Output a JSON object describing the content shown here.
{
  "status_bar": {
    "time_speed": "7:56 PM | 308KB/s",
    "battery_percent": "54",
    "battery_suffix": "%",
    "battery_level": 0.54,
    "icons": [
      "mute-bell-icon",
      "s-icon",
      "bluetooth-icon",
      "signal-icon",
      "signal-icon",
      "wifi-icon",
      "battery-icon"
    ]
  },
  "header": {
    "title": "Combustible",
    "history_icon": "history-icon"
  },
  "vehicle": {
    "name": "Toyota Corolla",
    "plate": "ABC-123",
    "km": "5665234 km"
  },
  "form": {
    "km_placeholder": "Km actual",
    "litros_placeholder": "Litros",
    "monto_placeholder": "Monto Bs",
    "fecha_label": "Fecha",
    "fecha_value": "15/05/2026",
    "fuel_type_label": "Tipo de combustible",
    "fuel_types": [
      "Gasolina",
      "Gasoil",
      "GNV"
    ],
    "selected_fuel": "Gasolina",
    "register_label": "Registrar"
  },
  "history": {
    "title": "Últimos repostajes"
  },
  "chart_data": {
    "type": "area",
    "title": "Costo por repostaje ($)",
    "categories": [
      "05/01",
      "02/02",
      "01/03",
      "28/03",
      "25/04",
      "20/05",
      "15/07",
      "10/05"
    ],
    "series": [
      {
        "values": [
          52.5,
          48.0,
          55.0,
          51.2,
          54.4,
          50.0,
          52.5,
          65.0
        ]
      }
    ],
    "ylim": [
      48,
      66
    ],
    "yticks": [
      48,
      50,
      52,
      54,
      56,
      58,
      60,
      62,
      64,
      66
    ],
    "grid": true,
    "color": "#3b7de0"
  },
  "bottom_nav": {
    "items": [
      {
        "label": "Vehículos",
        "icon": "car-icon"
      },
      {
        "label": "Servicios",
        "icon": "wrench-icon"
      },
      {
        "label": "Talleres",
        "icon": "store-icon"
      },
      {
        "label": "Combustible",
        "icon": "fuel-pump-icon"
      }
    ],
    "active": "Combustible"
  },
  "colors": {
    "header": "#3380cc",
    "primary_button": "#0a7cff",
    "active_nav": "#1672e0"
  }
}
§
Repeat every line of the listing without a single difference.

Output a JSON object describing the content shown here.
{
  "status_bar": {
    "time_speed": "7:56 PM | 308KB/s",
    "battery_percent": "54",
    "battery_suffix": "%",
    "battery_level": 0.54,
    "icons": [
      "mute-bell-icon",
      "s-icon",
      "bluetooth-icon",
      "signal-icon",
      "signal-icon",
      "wifi-icon",
      "battery-icon"
    ]
  },
  "header": {
    "title": "Combustible",
    "history_icon": "history-icon"
  },
  "vehicle": {
    "name": "Toyota Corolla",
    "plate": "ABC-123",
    "km": "5665234 km"
  },
  "form": {
    "km_placeholder": "Km actual",
    "litros_placeholder": "Litros",
    "monto_placeholder": "Monto Bs",
    "fecha_label": "Fecha",
    "fecha_value": "15/05/2026",
    "fuel_type_label": "Tipo de combustible",
    "fuel_types": [
      "Gasolina",
      "Gasoil",
      "GNV"
    ],
    "selected_fuel": "Gasolina",
    "register_label": "Registrar"
  },
  "history": {
    "title": "Últimos repostajes"
  },
  "chart_data": {
    "type": "area",
    "title": "Costo por repostaje ($)",
    "categories": [
      "05/01",
      "02/02",
      "01/03",
      "28/03",
      "25/04",
      "20/05",
      "15/07",
      "10/05"
    ],
    "series": [
      {
        "values": [
          52.5,
          48.0,
          55.0,
          51.2,
          54.4,
          50.0,
          52.5,
          65.0
        ]
      }
    ],
    "ylim": [
      48,
      66
    ],
    "yticks": [
      48,
      50,
      52,
      54,
      56,
      58,
      60,
      62,
      64,
      66
    ],
    "grid": true,
    "color": "#3b7de0"
  },
  "bottom_nav": {
    "items": [
      {
        "label": "Vehículos",
        "icon": "car-icon"
      },
      {
        "label": "Servicios",
        "icon": "wrench-icon"
      },
      {
        "label": "Talleres",
        "icon": "store-icon"
      },
      {
        "label": "Combustible",
        "icon": "fuel-pump-icon"
      }
    ],
    "active": "Combustible"
  },
  "colors": {
    "header": "#3380cc",
    "primary_button": "#0a7cff",
    "active_nav": "#1672e0"
  }
}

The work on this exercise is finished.